» **TASK INSTRUCTIONS**:
Go over the records and copy every line with the string "Cloud".

» **DATA UNDER STUDY**:
+---+
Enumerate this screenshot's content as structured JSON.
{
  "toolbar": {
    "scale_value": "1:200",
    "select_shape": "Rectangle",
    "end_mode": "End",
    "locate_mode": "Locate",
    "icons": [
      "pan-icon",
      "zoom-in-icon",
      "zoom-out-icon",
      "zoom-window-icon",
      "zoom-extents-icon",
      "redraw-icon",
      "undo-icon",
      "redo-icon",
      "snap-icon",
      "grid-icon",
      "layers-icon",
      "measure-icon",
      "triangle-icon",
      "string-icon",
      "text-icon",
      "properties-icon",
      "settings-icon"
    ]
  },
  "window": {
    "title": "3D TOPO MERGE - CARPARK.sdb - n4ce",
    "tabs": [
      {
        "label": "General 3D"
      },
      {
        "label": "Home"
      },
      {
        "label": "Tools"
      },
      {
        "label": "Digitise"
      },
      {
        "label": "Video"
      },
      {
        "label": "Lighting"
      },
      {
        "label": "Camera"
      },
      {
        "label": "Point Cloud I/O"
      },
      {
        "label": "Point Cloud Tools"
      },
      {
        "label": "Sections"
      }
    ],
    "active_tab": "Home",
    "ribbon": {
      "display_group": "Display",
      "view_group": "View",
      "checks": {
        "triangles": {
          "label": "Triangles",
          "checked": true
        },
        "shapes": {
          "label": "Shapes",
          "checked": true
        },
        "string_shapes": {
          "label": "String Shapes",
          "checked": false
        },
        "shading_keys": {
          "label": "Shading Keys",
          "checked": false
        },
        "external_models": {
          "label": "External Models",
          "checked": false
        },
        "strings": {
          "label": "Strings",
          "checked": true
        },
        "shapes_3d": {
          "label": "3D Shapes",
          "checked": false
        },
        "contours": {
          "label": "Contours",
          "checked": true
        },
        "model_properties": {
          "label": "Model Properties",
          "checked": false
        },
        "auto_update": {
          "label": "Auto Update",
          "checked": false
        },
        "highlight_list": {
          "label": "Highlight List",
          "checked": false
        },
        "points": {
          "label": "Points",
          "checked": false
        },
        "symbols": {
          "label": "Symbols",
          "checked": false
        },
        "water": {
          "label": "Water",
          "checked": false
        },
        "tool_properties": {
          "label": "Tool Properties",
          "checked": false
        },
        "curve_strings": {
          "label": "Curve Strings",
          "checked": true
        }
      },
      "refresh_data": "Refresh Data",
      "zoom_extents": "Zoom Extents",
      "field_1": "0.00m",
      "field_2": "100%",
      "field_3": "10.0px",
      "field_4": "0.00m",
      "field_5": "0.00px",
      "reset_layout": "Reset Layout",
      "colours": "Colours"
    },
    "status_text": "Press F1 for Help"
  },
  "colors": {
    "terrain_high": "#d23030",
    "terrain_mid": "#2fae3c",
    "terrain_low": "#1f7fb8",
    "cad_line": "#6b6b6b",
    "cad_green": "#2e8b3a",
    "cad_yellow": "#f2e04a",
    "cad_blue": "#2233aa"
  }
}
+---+
» **YOUR SOLUTION**:
        "label": "Point Cloud I/O"
        "label": "Point Cloud Tools"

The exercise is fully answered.